→ Work to complete:
The answer must be one number: how many lines in the data below include the string "JSON".

→ Data for processing:
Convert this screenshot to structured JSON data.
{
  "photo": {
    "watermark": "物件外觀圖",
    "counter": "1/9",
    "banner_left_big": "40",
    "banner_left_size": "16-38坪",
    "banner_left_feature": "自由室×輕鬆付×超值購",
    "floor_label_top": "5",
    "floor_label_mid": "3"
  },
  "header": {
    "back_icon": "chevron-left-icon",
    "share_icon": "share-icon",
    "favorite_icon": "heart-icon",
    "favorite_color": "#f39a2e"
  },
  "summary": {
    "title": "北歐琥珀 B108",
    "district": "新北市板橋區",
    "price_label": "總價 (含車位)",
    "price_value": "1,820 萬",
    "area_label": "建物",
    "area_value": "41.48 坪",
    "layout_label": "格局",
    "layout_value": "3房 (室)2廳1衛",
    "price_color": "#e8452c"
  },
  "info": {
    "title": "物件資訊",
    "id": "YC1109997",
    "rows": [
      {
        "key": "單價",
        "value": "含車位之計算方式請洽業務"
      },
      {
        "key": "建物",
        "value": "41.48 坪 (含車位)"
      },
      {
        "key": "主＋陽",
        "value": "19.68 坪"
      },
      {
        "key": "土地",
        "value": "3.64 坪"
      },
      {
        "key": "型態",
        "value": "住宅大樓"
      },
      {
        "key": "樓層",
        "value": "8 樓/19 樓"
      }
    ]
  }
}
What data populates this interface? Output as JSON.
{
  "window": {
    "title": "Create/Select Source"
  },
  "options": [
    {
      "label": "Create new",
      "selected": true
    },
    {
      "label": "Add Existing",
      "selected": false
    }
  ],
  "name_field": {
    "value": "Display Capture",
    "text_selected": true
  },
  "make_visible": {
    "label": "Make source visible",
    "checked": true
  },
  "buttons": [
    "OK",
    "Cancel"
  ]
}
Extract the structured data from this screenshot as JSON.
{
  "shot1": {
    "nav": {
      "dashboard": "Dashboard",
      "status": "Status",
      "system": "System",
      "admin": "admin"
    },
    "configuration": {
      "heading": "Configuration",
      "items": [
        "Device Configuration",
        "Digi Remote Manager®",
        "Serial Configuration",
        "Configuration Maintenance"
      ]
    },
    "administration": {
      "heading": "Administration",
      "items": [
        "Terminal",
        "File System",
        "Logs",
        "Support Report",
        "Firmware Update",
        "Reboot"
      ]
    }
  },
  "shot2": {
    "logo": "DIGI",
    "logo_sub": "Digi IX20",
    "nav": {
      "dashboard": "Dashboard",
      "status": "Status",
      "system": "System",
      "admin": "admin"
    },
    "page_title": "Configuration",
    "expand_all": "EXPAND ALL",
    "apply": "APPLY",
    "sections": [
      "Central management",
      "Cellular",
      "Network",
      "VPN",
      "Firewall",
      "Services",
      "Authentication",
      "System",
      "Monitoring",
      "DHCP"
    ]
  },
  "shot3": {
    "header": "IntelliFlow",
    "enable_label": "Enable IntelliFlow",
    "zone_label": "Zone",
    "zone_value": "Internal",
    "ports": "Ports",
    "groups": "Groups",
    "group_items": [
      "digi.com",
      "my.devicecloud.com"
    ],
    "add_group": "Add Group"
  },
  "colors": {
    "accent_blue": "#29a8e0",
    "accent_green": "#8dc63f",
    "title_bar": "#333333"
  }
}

→ Task result:
3